Supercommittee Failure Highlights Obama’s Leadership DeficitLuke Frans | November 22, 2011
Following the Supercommitee’s failure to reach an agreement, Washington is captivated with postmortems dissecting what went wrong and assigning blame. Congressional Republicans and Democrats have staked out familiar territory with one side rejecting tax increases and the other sweeping entitlement reforms. Yet President Obama is also vulnerable to criticism of his leadership since he remained on the sidelines during this process.
After the debt ceiling debate, we asked voters the following question in our September survey:
Has President Obama turned out to be a stronger or weaker leader than you thought he would be? Would that be much stronger/weaker, or just somewhat stronger/weaker?
Voters overwhelmingly viewed President Obama as a weaker leader than expected:
60 percent of voters said President Obama has turned out to be a weaker leader, compared to 32 percent who said stronger.
By greater than two-to-one, Independents believed President Obama has been a weaker leader than they expected (65 to 24 percent).
Those who said the President has turned out to be a much weaker leader than they thought he would be outnumbered those who believed he turned out to be a much stronger leader by 33 to 13 percent (36 to 7 percent among Independents).
61 percent of voters undecided on the presidential generic ballot believed the President has turned out to be a weaker leader than expected.
There is little reason to believe the President's leadership deficit has closed since this time. Those who say the country is on the wrong track have increased from 67 percent to 70 percent in our most recent survey, and other public polling shows discontent among three-quarters of the country. The national debt recently topped a record high of $15 trillion, and pessimism continues over the government’s ability to spend its way to economic recovery.
In addition, the unpopularity of Congress will not be enough to inoculate the White House from criticism regarding the Supercomittee’s failure. Voters have historically held Congress in low esteem, and only one-third of voters expected the Supercomittee to reach an agreement. The fact that they failed is a dog-bites-man story to most voters.

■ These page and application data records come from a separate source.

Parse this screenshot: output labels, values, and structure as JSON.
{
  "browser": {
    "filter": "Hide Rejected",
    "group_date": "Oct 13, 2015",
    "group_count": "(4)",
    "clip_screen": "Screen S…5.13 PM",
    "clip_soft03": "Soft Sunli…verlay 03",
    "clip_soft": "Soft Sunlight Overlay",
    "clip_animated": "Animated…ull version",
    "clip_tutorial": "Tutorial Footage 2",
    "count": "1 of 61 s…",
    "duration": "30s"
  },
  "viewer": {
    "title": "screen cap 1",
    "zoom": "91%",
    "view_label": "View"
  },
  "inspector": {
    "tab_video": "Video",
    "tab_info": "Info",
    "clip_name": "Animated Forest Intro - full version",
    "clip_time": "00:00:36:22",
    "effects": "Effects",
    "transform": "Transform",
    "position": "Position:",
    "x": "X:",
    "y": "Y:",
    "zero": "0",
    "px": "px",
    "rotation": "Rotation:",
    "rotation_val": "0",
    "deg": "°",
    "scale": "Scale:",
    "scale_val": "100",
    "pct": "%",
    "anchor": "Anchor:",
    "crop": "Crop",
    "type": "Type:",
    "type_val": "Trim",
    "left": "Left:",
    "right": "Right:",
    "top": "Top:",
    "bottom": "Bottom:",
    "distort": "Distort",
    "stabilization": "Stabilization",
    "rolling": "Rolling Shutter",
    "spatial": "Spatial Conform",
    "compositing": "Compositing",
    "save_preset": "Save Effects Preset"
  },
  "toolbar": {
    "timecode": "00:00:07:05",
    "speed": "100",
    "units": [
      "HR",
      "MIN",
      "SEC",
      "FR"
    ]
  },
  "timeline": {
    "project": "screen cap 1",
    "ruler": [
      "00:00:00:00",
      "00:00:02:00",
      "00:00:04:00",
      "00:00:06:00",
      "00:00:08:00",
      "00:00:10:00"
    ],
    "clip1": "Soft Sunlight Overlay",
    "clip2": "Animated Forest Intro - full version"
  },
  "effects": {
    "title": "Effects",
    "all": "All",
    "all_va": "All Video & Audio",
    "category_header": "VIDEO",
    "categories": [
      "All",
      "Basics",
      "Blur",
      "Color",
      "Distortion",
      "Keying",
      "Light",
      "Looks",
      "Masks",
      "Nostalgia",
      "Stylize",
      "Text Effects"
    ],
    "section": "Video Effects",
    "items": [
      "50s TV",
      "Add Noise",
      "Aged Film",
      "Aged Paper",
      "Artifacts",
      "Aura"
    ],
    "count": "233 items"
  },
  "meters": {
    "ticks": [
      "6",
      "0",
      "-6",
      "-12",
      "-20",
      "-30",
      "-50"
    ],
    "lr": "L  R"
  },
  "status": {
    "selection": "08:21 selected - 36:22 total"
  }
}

On the other hand, President Obama had an opportunity to exceed expectations but decided to remain absent as the Supercommittee deadline approached. A majority of Independents (53 to 37 percent) already believe the President is more interested in campaigning against congressional Republicans to win reelection than reaching across the aisle to get things done, according to our last survey. The President’s Supercomittee strategy reinforces this narrative and reminds voters of how he has failed to live up to their expectations.